US5610438 *Mar 8, 1995Mar 11, 1997Texas Instruments IncorporatedMicro-mechanical device with non-evaporable getter
US6534850 *Apr 16, 2001Mar 18, 2003Hewlett-Packard CompanyElectronic device sealed under vacuum containing a getter and method of operation
US6988924Apr 14, 2003Jan 24, 2006Hewlett-Packard Development Company, L.P.Method of making a getter structure
US7045958Apr 14, 2003May 16, 2006Hewlett-Packard Development Company, L.P.Vacuum device having a getter
US7608998Mar 22, 2006Oct 27, 2009Hewlett-Packard Development Company, L.P.Vacuum device having non-evaporable getter component with increased exposed surface area
US20040201349 *Apr 14, 2003Oct 14, 2004Sriram RamamoorthiVacuum device having a getter
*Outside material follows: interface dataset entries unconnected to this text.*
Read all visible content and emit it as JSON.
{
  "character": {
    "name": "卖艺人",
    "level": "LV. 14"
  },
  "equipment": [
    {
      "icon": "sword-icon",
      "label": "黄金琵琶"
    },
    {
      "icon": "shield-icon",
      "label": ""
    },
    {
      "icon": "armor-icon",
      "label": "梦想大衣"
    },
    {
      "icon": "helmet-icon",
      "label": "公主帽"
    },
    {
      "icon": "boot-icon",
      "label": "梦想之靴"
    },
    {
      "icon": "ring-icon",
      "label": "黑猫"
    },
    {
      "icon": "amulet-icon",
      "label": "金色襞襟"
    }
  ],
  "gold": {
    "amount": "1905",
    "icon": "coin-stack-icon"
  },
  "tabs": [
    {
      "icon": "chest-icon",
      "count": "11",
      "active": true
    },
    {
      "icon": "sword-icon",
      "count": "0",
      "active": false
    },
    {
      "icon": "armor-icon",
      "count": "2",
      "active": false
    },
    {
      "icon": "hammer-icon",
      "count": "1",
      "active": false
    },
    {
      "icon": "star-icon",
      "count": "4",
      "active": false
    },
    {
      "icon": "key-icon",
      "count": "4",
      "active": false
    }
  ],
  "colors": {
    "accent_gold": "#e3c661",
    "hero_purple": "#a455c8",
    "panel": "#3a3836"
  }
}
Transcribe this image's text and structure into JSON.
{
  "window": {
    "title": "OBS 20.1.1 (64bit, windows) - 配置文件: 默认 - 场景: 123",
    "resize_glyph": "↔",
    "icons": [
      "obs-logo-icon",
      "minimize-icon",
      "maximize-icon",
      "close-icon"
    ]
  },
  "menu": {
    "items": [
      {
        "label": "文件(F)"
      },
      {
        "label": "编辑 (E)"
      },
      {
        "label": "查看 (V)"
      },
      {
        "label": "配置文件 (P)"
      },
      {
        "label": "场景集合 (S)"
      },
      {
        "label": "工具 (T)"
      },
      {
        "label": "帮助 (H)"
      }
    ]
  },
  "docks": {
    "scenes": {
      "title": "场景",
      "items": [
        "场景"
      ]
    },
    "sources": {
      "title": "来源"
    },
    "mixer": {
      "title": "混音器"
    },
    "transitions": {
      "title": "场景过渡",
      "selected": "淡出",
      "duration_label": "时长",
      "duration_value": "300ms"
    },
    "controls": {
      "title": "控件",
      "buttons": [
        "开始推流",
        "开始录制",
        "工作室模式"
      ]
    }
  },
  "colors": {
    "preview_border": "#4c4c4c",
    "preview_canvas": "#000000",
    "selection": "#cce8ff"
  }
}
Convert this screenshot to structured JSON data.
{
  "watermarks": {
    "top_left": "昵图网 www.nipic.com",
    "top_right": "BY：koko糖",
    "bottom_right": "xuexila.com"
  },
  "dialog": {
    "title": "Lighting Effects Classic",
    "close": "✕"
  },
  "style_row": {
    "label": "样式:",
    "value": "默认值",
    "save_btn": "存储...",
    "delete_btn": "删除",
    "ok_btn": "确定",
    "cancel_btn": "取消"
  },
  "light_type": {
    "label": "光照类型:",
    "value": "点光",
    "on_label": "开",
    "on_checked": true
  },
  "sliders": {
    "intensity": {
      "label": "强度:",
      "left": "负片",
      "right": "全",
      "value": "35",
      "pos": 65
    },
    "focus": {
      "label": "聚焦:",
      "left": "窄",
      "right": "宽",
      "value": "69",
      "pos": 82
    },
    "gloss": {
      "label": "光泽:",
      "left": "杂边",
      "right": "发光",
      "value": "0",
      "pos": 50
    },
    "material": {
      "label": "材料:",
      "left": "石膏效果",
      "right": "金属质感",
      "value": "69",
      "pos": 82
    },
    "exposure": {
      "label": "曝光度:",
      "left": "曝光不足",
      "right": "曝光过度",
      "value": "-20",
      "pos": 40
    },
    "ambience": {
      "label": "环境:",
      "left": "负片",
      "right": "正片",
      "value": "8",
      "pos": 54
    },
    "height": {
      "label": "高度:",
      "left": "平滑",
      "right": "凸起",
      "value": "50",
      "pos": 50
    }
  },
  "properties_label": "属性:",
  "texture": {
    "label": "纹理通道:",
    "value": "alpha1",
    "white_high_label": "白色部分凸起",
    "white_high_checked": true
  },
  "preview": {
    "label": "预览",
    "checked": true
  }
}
US20040203313 *Apr 14, 2003Oct 14, 2004Sriram RamamoorthiMethod of making a getter structure
US20060087232 *Oct 20, 2005Apr 27, 2006Sriram RamamoorthiMethod of making a getter structure
US20060164009 *Mar 22, 2006Jul 27, 2006Sriram RamamoorthiVacuum device having a getter
US20060183299 *Mar 2, 2006Aug 17, 2006John LiebeskindElectronic device sealed under vacuum containing a getter and method of operation
U.S. Classification419/8, 445/31, 29/527.2, 419/66
International ClassificationH01J7/18, H01J29/94
Cooperative ClassificationH01J7/186, H01J29/94, Y10T29/49982
European ClassificationH01J29/94, H01J7/18S
Legal Events
Dec 28, 1987ASAssignment
Effective date: 19870901
Oct 1, 1990ASAssignment
Effective date: 19900927
May 29, 1991FPAYFee payment
Year of fee payment: 4
May 31, 1995FPAYFee payment
Year of fee payment: 8
May 14, 1999FPAYFee payment
Year of fee payment: 12